This exercise asks for a copy of each line in the records below with the word "html" in it.

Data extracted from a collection
· · · ·

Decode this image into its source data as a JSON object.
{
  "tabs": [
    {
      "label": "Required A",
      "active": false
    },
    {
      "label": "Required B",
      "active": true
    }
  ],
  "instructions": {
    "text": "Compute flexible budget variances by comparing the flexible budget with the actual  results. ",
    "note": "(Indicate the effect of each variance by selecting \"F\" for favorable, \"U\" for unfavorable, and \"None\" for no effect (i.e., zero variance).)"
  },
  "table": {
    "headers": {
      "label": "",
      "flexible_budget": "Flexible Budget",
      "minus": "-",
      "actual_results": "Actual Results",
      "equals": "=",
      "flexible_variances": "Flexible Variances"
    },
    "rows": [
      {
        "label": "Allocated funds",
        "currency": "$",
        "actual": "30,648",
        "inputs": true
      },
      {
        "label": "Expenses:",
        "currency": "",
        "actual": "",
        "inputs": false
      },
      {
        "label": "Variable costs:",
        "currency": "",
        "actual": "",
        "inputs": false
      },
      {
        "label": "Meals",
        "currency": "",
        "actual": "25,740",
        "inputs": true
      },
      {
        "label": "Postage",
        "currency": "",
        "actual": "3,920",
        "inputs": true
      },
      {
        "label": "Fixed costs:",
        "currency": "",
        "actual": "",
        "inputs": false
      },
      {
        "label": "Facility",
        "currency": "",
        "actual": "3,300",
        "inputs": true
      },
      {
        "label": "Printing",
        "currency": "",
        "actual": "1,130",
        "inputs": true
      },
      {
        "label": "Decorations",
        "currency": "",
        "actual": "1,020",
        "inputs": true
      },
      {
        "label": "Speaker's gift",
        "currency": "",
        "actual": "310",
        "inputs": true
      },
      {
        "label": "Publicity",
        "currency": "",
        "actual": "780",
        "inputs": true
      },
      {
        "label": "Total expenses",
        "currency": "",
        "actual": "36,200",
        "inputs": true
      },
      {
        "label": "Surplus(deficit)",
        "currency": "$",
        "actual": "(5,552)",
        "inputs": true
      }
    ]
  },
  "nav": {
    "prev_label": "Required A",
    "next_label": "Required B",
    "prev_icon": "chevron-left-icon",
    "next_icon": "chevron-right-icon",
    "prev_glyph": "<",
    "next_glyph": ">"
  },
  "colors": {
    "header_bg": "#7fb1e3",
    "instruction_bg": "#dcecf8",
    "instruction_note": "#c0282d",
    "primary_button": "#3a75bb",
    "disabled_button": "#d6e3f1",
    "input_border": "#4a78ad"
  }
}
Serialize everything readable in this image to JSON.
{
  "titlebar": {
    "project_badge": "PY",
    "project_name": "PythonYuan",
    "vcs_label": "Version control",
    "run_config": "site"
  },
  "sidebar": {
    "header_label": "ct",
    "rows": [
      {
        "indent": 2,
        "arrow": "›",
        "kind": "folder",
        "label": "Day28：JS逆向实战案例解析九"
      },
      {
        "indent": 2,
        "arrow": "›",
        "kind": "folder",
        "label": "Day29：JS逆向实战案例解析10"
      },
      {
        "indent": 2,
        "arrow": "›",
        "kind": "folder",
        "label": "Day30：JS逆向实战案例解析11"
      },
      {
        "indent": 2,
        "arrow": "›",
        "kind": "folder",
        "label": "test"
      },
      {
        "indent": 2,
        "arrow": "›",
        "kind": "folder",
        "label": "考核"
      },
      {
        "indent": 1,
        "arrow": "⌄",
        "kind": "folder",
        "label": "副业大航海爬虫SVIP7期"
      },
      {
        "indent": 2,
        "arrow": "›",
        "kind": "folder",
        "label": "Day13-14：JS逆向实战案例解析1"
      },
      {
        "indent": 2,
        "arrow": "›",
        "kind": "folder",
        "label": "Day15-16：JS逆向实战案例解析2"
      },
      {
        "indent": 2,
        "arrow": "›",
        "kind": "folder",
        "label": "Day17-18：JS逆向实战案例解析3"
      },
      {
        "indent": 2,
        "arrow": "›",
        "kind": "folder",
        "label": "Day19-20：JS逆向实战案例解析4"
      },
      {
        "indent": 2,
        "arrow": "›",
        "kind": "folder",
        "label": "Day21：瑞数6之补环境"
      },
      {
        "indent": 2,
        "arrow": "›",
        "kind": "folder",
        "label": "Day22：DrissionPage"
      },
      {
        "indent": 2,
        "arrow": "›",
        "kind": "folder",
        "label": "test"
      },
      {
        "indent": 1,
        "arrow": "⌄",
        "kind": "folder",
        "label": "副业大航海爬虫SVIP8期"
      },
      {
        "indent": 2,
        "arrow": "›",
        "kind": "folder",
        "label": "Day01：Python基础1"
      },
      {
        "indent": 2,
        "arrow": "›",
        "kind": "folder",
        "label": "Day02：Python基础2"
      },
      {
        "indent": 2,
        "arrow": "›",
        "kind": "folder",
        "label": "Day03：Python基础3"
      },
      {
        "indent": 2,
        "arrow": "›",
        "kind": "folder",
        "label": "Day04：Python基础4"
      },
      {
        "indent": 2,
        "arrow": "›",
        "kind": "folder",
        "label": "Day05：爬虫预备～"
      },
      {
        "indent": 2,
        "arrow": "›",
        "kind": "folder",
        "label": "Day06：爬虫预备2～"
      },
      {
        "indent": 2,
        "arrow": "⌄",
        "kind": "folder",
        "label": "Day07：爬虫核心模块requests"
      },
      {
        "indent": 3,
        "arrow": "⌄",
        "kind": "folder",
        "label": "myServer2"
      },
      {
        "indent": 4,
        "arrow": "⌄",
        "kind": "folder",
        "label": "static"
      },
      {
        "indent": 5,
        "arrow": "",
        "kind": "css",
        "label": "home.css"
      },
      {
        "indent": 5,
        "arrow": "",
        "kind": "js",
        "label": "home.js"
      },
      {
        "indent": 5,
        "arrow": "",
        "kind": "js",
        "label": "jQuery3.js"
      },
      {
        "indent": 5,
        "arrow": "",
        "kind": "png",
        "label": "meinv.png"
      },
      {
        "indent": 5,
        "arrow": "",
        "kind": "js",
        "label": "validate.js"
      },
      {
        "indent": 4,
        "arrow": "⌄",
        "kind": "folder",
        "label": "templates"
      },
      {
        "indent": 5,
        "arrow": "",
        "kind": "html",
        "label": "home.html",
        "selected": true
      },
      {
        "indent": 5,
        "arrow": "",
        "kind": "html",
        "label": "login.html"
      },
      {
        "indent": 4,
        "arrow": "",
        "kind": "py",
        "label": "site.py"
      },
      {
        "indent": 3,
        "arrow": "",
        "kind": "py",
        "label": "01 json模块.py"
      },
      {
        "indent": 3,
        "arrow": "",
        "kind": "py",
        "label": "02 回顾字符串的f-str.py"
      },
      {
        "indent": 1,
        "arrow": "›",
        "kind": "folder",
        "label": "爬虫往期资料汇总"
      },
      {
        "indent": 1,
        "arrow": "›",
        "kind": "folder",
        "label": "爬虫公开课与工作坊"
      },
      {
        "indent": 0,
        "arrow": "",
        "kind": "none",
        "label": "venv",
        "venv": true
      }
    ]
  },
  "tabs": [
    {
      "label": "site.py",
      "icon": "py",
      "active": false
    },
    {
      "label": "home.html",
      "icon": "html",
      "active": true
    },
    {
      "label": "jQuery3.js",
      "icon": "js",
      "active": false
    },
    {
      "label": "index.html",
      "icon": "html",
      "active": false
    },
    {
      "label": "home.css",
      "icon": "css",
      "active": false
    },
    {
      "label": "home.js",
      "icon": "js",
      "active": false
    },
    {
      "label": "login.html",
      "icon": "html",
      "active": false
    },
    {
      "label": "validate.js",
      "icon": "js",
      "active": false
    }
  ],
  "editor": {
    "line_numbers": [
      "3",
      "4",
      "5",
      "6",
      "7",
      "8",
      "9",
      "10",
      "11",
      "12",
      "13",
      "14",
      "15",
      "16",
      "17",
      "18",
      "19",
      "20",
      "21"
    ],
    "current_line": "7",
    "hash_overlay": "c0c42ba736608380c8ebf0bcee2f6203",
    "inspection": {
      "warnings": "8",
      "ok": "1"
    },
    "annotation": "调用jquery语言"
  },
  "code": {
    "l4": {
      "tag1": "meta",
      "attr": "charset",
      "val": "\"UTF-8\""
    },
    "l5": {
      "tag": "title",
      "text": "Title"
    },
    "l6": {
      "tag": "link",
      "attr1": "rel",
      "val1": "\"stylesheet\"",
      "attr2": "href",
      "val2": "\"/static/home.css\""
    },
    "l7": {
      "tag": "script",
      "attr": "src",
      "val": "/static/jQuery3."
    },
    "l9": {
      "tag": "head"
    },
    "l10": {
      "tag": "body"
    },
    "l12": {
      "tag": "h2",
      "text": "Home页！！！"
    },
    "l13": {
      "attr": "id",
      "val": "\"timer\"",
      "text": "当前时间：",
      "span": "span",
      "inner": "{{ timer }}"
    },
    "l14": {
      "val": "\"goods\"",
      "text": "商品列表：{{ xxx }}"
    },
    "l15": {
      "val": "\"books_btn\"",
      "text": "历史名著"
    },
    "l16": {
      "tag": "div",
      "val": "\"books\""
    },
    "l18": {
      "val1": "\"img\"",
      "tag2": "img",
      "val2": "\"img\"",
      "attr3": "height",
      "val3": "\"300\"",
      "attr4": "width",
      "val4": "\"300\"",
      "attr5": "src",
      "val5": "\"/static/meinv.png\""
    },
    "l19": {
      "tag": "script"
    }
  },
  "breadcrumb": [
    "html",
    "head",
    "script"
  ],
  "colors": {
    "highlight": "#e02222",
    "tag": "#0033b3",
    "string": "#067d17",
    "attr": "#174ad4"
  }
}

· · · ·

== EXERCISE SOLUTION ==
        "kind": "html",
        "label": "home.html",
        "kind": "html",
        "label": "login.html"
      "label": "home.html",
      "icon": "html",
      "label": "index.html",
      "icon": "html",
      "label": "login.html",
      "icon": "html",
    "html",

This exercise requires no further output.